Dumbbell skull crushers

To hit the "bat wings" of your triceps unilaterally, try the dumbbell skull crushers exercise. Choose a set of dumbbells between eight and 15 pounds, holding one in each hand. Lie back on a mat or bench, with your knees bent, your feet flat. Extend the dumbbells directly over your chest, your palms facing inward. From this position, keep your upper arms completely fixed and bend your elbows, steadily lowering the dumbbells toward your head. Stop when your elbows for 90-degree angles, and extend your elbows, returning the dumbbells to their original position. Perform eight to 12 repetitions to complete a set.

Biceps 21s

The biceps 21s exercise is an approach to performing dumbbell curls that involves a change in range of motion every seven repetitions. Grab a set of dumbbells between eight and 15 pounds, and stand tall, your feet shoulder-width apart, your knees slightly bent. Start with the dumbbells positioned at your shoulders, your elbows bent, and your palms facing you. Engage your core and steadily lower the dumbbells half way, until your elbows form a 90-degree angle. Hold the position for a beat, then curl the dumbbells back to your shoulders. Continue for six more repetitions.

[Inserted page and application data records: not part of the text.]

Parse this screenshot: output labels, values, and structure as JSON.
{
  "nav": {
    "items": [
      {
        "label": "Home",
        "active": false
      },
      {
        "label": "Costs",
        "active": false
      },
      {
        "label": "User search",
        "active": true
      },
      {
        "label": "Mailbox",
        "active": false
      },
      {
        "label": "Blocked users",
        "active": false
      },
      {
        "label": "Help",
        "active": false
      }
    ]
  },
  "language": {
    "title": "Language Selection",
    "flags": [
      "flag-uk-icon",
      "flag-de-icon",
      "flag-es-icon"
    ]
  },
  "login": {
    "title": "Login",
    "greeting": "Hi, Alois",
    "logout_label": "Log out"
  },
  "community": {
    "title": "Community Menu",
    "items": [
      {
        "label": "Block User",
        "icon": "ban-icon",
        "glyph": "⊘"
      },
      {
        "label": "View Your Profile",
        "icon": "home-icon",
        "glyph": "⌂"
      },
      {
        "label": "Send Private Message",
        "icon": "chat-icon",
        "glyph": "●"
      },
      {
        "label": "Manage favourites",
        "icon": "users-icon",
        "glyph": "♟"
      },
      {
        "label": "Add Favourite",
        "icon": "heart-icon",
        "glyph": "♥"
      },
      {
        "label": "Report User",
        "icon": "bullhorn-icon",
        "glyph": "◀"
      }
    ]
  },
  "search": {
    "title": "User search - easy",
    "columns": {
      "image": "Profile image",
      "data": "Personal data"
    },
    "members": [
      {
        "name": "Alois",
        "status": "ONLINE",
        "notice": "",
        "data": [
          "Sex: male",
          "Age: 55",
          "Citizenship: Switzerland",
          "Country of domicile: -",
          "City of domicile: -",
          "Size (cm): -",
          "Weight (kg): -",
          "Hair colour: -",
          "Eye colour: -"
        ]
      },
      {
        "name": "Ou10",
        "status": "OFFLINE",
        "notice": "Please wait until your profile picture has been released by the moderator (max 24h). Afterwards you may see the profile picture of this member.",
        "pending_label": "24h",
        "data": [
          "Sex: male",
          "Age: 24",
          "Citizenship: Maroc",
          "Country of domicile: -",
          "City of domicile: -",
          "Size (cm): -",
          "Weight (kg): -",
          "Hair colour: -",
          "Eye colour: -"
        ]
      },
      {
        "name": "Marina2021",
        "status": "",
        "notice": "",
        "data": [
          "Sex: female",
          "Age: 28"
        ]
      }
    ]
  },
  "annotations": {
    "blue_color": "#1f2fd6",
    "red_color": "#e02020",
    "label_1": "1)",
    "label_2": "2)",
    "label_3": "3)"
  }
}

After completing seven reps, lower the dumbbells all the way to your thighs, then immediately perform seven more half curls, this time performing the bottom half of the exercise by bending your elbows to 90-degrees, pausing, then extending your elbows fully. After seven reps, you'll transition to a full dumbbell curl, performing the last seven repetitions by drawing the dumbbells all the way to your shoulders as you bend your elbows, then reversing the movement to lower the dumbbells back to your thighs. Remember to keep your upper arms fixed to your sides throughout the exercise to avoid using momentum as you do each dumbbell curl. When you complete all 21 repetitions, you've completed a set.